In line with Therapeutic Goods Administration (TGA) regulatory changes to enhance medicine safety, PSA has developed a cautionary advisory label (CAL) that warns consumers about the risk of opioid overdose and dependence.
The CAL (Label 24, at right) can be applied to opioid medicines at the time of dispensing as an aid to counselling patients about the safe and effective use of opioids.

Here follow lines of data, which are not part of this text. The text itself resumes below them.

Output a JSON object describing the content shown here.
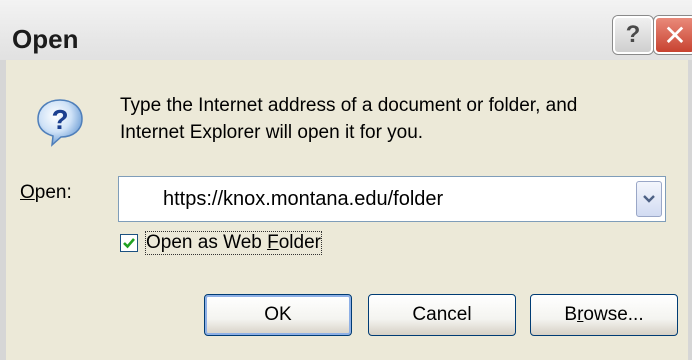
{
  "window": {
    "title": "Open"
  },
  "title_buttons": {
    "help_glyph": "?",
    "close_glyph": "✕"
  },
  "icons": {
    "title_help": "help-icon",
    "title_close": "close-icon",
    "dialog_icon": "question-bubble-icon",
    "dropdown": "chevron-down-icon",
    "checkmark": "checkmark-icon"
  },
  "message": {
    "line1": "Type the Internet address of a document or folder, and",
    "line2": "Internet Explorer will open it for you."
  },
  "open_field": {
    "label_mnemonic": "O",
    "label_rest": "pen:",
    "value": "https://knox.montana.edu/folder"
  },
  "web_folder_checkbox": {
    "checked": true,
    "label_part1": "Open as Web ",
    "label_mnemonic": "F",
    "label_part2": "older"
  },
  "buttons": {
    "ok": "OK",
    "cancel": "Cancel",
    "browse_part1": "B",
    "browse_mnemonic": "r",
    "browse_part2": "owse..."
  },
  "colors": {
    "dialog_background": "#ece9d8",
    "close_button": "#c84331",
    "checkmark": "#21a121",
    "default_button_ring": "#8eb0e6"
  }
}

An Opioid medicines patient information handout has been developed as a counselling aid.
The CAL is recommended for opioid medicines, including buprenorphine, codeine, dihydrocodeine, fentanyl, hydromorphone, methadone, morphine, oxycodone, tapentadol, and tramadol.
Pharmacists are advised to provide the Opioid medicines patient information handout to any patient receiving opioid medicine that carries Label 24.
Two rolls of Label 24, a copy of the patient handout and a letter to pharmacists were posted this month to all community and hospital pharmacies.
PSA General Manager Knowledge Development Stefanie Johnston MPS said the CAL could help pharmacists speak to their patients about medicine safety.
‘Label 24 provides a new opportunity to have open conversations with your patients about the safe use of opioids,’ she said.
‘I encourage all pharmacists to incorporate it into their practice.’
CPD material about Label 24, the patient handout, TGA opioid regulatory reforms and safe and effective use of opioids has been developed by both PSA and the Society of Hospital Pharmacists of Australia and is expected to be available from next month.
Emeritus Professor Lloyd Sansom AO FPS, chair of the Australian Pharmaceutical Formulary and Handbook (APF) editorial board, chaired the stakeholder roundtable meeting that led to the development of the CAL and patient handout.
As chair of the editorial board as well as the APF’s New Drugs Advisory Group (NDAG), Professor Sansom has approved publication of both documents in the APF.
The CAL and patient handout were reviewed by the 10 pharmacist members of the APF NDAG as well as the Professor of Medicines Use Optimisation at the University of Sydney School of Pharmacy Parisa Aslani FPS.
Professor Aslani has expertise in patient counselling and education, including consumer medicines information (CMI).
The new TGA regulations require opioid sponsors to update prescribing indications for opioids to ensure patients are prescribed opioids only where the benefits outweigh the risks.
They also require sponsors to add additional warning statements to Product Information and CMI for all opioids. This is so prescribers and consumers are reminded of the appropriate circumstances for opioid prescribing and potential adverse effects.
Sponsors must also now register smaller pack sizes for immediate-release opioids that provide a more appropriate option for short-term pain relief.
Exisiting larger pack sizes will remain available for patients who need them.
For more information, visit www.tga.gov.au/alert/prescription-opioids.